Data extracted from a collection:
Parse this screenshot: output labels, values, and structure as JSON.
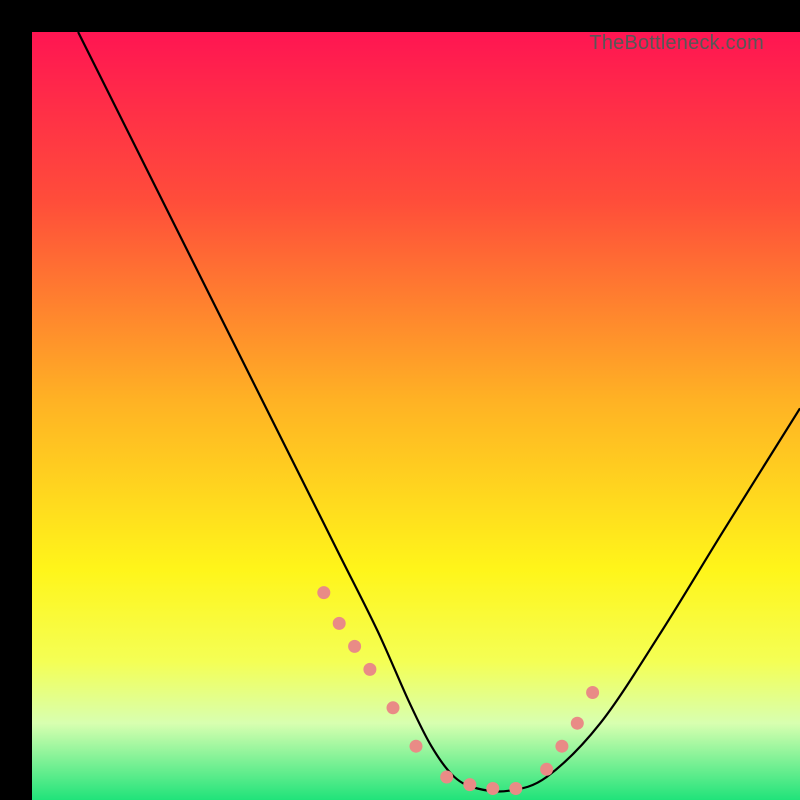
{
  "watermark": "TheBottleneck.com",
  "bg_gradient": {
    "stops": [
      {
        "offset": "0%",
        "color": "#ff1552"
      },
      {
        "offset": "22%",
        "color": "#ff4d3a"
      },
      {
        "offset": "48%",
        "color": "#ffb224"
      },
      {
        "offset": "70%",
        "color": "#fff51a"
      },
      {
        "offset": "82%",
        "color": "#f4ff55"
      },
      {
        "offset": "90%",
        "color": "#d8ffb0"
      },
      {
        "offset": "100%",
        "color": "#20e37a"
      }
    ]
  },
  "chart_data": {
    "type": "line",
    "title": "",
    "xlabel": "",
    "ylabel": "",
    "xlim": [
      0,
      100
    ],
    "ylim": [
      0,
      100
    ],
    "series": [
      {
        "name": "bottleneck-curve",
        "x": [
          6,
          10,
          15,
          20,
          25,
          30,
          35,
          40,
          45,
          49,
          52,
          55,
          58,
          62,
          67,
          74,
          82,
          90,
          100
        ],
        "values": [
          100,
          92,
          82,
          72,
          62,
          52,
          42,
          32,
          22,
          13,
          7,
          3,
          1.5,
          1.2,
          3,
          10,
          22,
          35,
          51
        ]
      }
    ],
    "markers": {
      "name": "highlight-dots",
      "x": [
        38,
        40,
        42,
        44,
        47,
        50,
        54,
        57,
        60,
        63,
        67,
        69,
        71,
        73
      ],
      "values": [
        27,
        23,
        20,
        17,
        12,
        7,
        3,
        2,
        1.5,
        1.5,
        4,
        7,
        10,
        14
      ],
      "color": "#e98b86",
      "r": 6.5
    }
  }
}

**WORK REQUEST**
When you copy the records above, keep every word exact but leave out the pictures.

**FINISHED EXERCISE**
Parse this screenshot: output labels, values, and structure as JSON.
{
  "watermark": "TheBottleneck.com",
  "bg_gradient": {
    "stops": [
      {
        "offset": "0%",
        "color": "#ff1552"
      },
      {
        "offset": "22%",
        "color": "#ff4d3a"
      },
      {
        "offset": "48%",
        "color": "#ffb224"
      },
      {
        "offset": "70%",
        "color": "#fff51a"
      },
      {
        "offset": "82%",
        "color": "#f4ff55"
      },
      {
        "offset": "90%",
        "color": "#d8ffb0"
      },
      {
        "offset": "100%",
        "color": "#20e37a"
      }
    ]
  },
  "chart_data": {
    "type": "line",
    "title": "",
    "xlabel": "",
    "ylabel": "",
    "xlim": [
      0,
      100
    ],
    "ylim": [
      0,
      100
    ],
    "series": [
      {
        "name": "bottleneck-curve",
        "x": [
          6,
          10,
          15,
          20,
          25,
          30,
          35,
          40,
          45,
          49,
          52,
          55,
          58,
          62,
          67,
          74,
          82,
          90,
          100
        ],
        "values": [
          100,
          92,
          82,
          72,
          62,
          52,
          42,
          32,
          22,
          13,
          7,
          3,
          1.5,
          1.2,
          3,
          10,
          22,
          35,
          51
        ]
      }
    ],
    "markers": {
      "name": "highlight-dots",
      "x": [
        38,
        40,
        42,
        44,
        47,
        50,
        54,
        57,
        60,
        63,
        67,
        69,
        71,
        73
      ],
      "values": [
        27,
        23,
        20,
        17,
        12,
        7,
        3,
        2,
        1.5,
        1.5,
        4,
        7,
        10,
        14
      ],
      "color": "#e98b86",
      "r": 6.5
    }
  }
}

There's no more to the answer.